The Lawrence County Commission Thursday agreed to ask the Lawrence County Auditor’s Office to answer that question.
Commission President Jason Stephens introduced the matter and estimated such a levy would bring in $1.75 million. This is one step toward putting such a levy in front of the voters and Stephens said it could be on the ballot as early as the May primary, if the commission decides to move forward.
The commission also approved a new board that will supervise the consolidation of the county’s emergency dispatch systems.
Stephens said, while recent moves have made the county’s short-term future more secure, a levy would address long-term needs that can’t be met on its existing budget.
One area of need is ambulance service.
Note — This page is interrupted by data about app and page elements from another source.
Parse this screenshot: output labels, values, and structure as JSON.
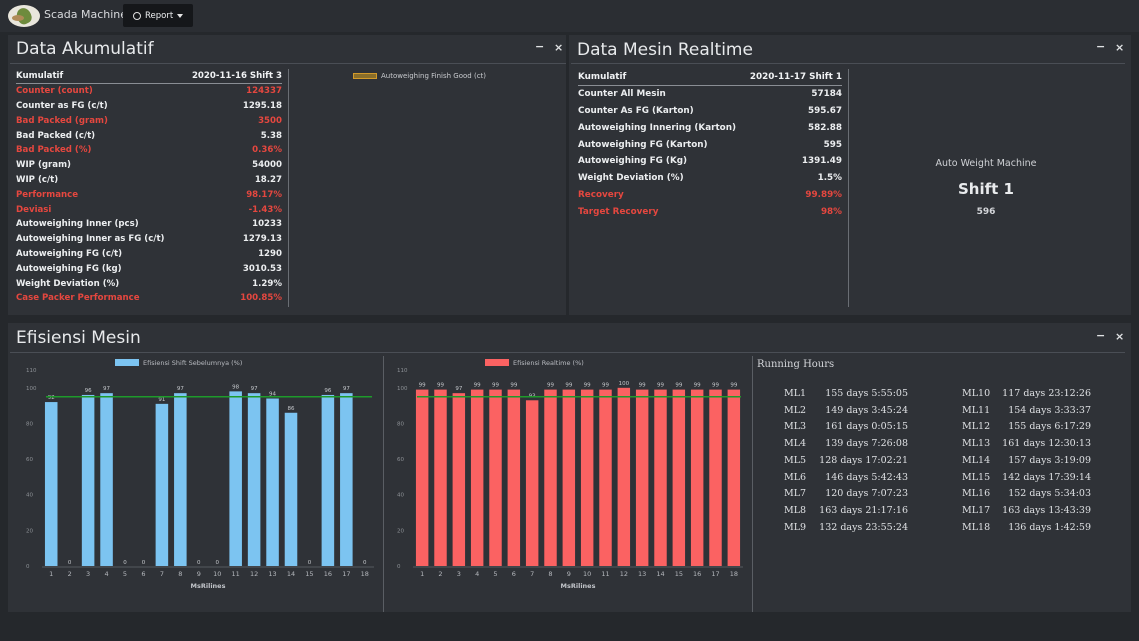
{
  "nav": {
    "brand": "Scada Machine",
    "report_label": "Report"
  },
  "akumulatif": {
    "title": "Data Akumulatif",
    "header_label": "Kumulatif",
    "header_date": "2020-11-16 Shift 3",
    "rows": [
      {
        "label": "Counter (count)",
        "value": "124337",
        "red": true
      },
      {
        "label": "Counter as FG (c/t)",
        "value": "1295.18",
        "red": false
      },
      {
        "label": "Bad Packed (gram)",
        "value": "3500",
        "red": true
      },
      {
        "label": "Bad Packed (c/t)",
        "value": "5.38",
        "red": false
      },
      {
        "label": "Bad Packed (%)",
        "value": "0.36%",
        "red": true
      },
      {
        "label": "WIP (gram)",
        "value": "54000",
        "red": false
      },
      {
        "label": "WIP (c/t)",
        "value": "18.27",
        "red": false
      },
      {
        "label": "Performance",
        "value": "98.17%",
        "red": true
      },
      {
        "label": "Deviasi",
        "value": "-1.43%",
        "red": true
      },
      {
        "label": "Autoweighing Inner (pcs)",
        "value": "10233",
        "red": false
      },
      {
        "label": "Autoweighing Inner as FG (c/t)",
        "value": "1279.13",
        "red": false
      },
      {
        "label": "Autoweighing FG (c/t)",
        "value": "1290",
        "red": false
      },
      {
        "label": "Autoweighing FG (kg)",
        "value": "3010.53",
        "red": false
      },
      {
        "label": "Weight Deviation (%)",
        "value": "1.29%",
        "red": false
      },
      {
        "label": "Case Packer Performance",
        "value": "100.85%",
        "red": true
      }
    ],
    "legend": "Autoweighing Finish Good (ct)"
  },
  "realtime": {
    "title": "Data Mesin Realtime",
    "header_label": "Kumulatif",
    "header_date": "2020-11-17 Shift 1",
    "rows": [
      {
        "label": "Counter All Mesin",
        "value": "57184",
        "red": false
      },
      {
        "label": "Counter As FG (Karton)",
        "value": "595.67",
        "red": false
      },
      {
        "label": "Autoweighing Innering (Karton)",
        "value": "582.88",
        "red": false
      },
      {
        "label": "Autoweighing FG (Karton)",
        "value": "595",
        "red": false
      },
      {
        "label": "Autoweighing FG (Kg)",
        "value": "1391.49",
        "red": false
      },
      {
        "label": "Weight Deviation (%)",
        "value": "1.5%",
        "red": false
      },
      {
        "label": "Recovery",
        "value": "99.89%",
        "red": true
      },
      {
        "label": "Target Recovery",
        "value": "98%",
        "red": true
      }
    ],
    "auto_weight_label": "Auto Weight Machine",
    "shift_label": "Shift 1",
    "shift_value": "596"
  },
  "efisiensi": {
    "title": "Efisiensi Mesin"
  },
  "chart_data": [
    {
      "type": "bar",
      "title": "",
      "series": [
        {
          "name": "Efisiensi Shift Sebelumnya (%)",
          "values": [
            92,
            0,
            96,
            97,
            0,
            0,
            91,
            97,
            0,
            0,
            98,
            97,
            94,
            86,
            0,
            96,
            97,
            0
          ]
        }
      ],
      "categories": [
        "1",
        "2",
        "3",
        "4",
        "5",
        "6",
        "7",
        "8",
        "9",
        "10",
        "11",
        "12",
        "13",
        "14",
        "15",
        "16",
        "17",
        "18"
      ],
      "xlabel": "MsRilines",
      "ylabel": "",
      "ylim": [
        0,
        110
      ],
      "yticks": [
        "0",
        "20",
        "40",
        "60",
        "80",
        "100",
        "110"
      ],
      "target_line": 95,
      "bar_color": "#7cc4f1",
      "target_color": "#1e9b2b",
      "grid": false,
      "legend_position": "top-center"
    },
    {
      "type": "bar",
      "title": "",
      "series": [
        {
          "name": "Efisiensi Realtime (%)",
          "values": [
            99,
            99,
            97,
            99,
            99,
            99,
            93,
            99,
            99,
            99,
            99,
            100,
            99,
            99,
            99,
            99,
            99,
            99
          ]
        }
      ],
      "categories": [
        "1",
        "2",
        "3",
        "4",
        "5",
        "6",
        "7",
        "8",
        "9",
        "10",
        "11",
        "12",
        "13",
        "14",
        "15",
        "16",
        "17",
        "18"
      ],
      "xlabel": "MsRilines",
      "ylabel": "",
      "ylim": [
        0,
        110
      ],
      "yticks": [
        "0",
        "20",
        "40",
        "60",
        "80",
        "100",
        "110"
      ],
      "target_line": 95,
      "bar_color": "#fb6262",
      "target_color": "#1e9b2b",
      "grid": false,
      "legend_position": "top-center"
    }
  ],
  "running_hours": {
    "title": "Running Hours",
    "left": [
      {
        "ml": "ML1",
        "val": "155 days 5:55:05"
      },
      {
        "ml": "ML2",
        "val": "149 days 3:45:24"
      },
      {
        "ml": "ML3",
        "val": "161 days 0:05:15"
      },
      {
        "ml": "ML4",
        "val": "139 days 7:26:08"
      },
      {
        "ml": "ML5",
        "val": "128 days 17:02:21"
      },
      {
        "ml": "ML6",
        "val": "146 days 5:42:43"
      },
      {
        "ml": "ML7",
        "val": "120 days 7:07:23"
      },
      {
        "ml": "ML8",
        "val": "163 days 21:17:16"
      },
      {
        "ml": "ML9",
        "val": "132 days 23:55:24"
      }
    ],
    "right": [
      {
        "ml": "ML10",
        "val": "117 days 23:12:26"
      },
      {
        "ml": "ML11",
        "val": "154 days 3:33:37"
      },
      {
        "ml": "ML12",
        "val": "155 days 6:17:29"
      },
      {
        "ml": "ML13",
        "val": "161 days 12:30:13"
      },
      {
        "ml": "ML14",
        "val": "157 days 3:19:09"
      },
      {
        "ml": "ML15",
        "val": "142 days 17:39:14"
      },
      {
        "ml": "ML16",
        "val": "152 days 5:34:03"
      },
      {
        "ml": "ML17",
        "val": "163 days 13:43:39"
      },
      {
        "ml": "ML18",
        "val": "136 days 1:42:59"
      }
    ]
  },
  "icons": {
    "minimize": "minimize-icon",
    "close": "close-icon"
  },
  "window_controls": {
    "minimize": "−",
    "close": "×"
  }
}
The levy would allow for the purchase of new ambulances — something the county has not had since 2006 — and possibly even new ambulance stations.
It would also free up roughly $1 million in general fund monies that is now spent on ambulance service, money that could be used, Stephens pointed out, for keeping road patrol deputies behind the wheel.
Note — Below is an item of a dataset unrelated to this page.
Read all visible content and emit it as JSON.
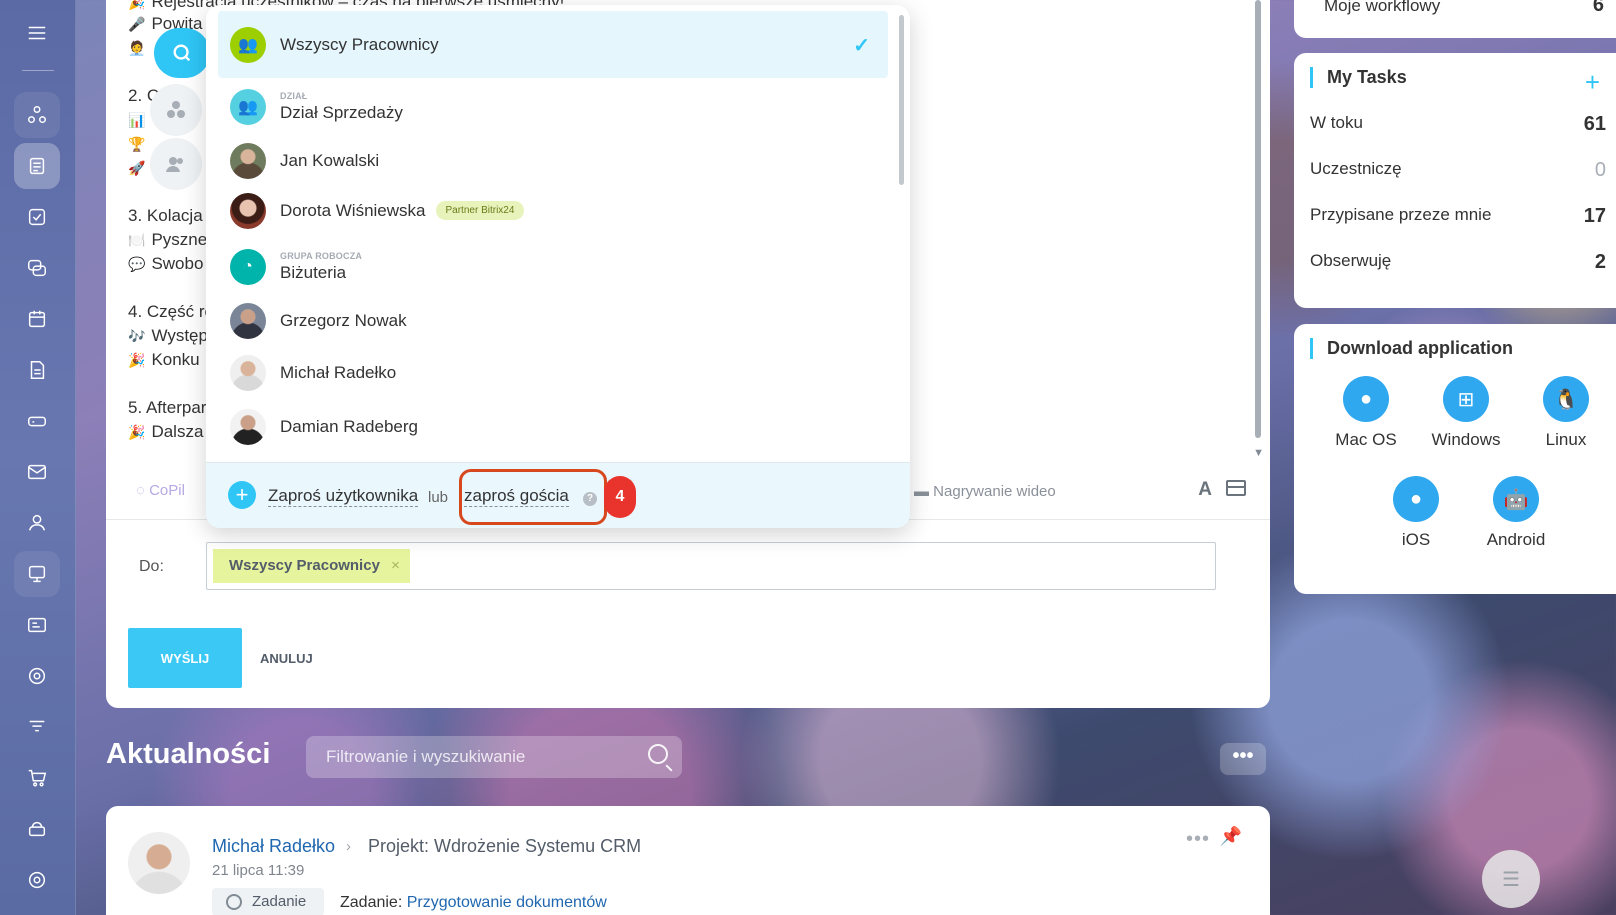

Finding money to pay for the escalating crime rate has been a regular problem for the sheriff and commissioners alike.
The county had an EMS levy but it was replaced in 1998 with the half-cent sales tax that remains in effect today.
Commissioner Doug Malone said, while he supported the motion to ask the auditor’s office to determine how much the levy would bring in, he has not asked anyone to put a levy on the ballot nor did he ask anyone to circulate any petitions in regard to it.
Commissioner Les Boggs said, while he did agree to Stephens’ motion, he still wants to study the matter because he had not seen information about it until Thursday.
The commission Thursday also approved a nine-member 911 dispatching board.
“This would be to handle the operations of 911 with the idea of consolidation,” Malone explained.
Right now, the sheriff’s office has its own dispatchers who handle calls for law enforcement assistance. The 911 dispatch center handles call for fire and ambulance assistance.
The City of Ironton also has its own dispatch center. The county commission hopes to save money by combining the dispatching into one entity.
The nine members are Sheriff Jeff Lawless, Ironton Police Chief Jim Carey, Fayette Township Trustee Terry Wise, George Barnett, president of the Rome Township Volunteer Fire Department, Tom Runyon, Ironton fire chief and a member of the Lawrence County Fire Chiefs Association, Dave Wilson, representing consumers, Terry Doolin, a representative of Southeast Ohio Emergency Medical Services, Chesapeake Mayor Dick Gilpin and Mike Caldwell, publisher of The Tribune.
HUNTINGTON, W.Va. — Advantage Toyota has pledged to donate $50,000 to the Cabell Huntington Hospital Children’s Hospital project to sponsor... read more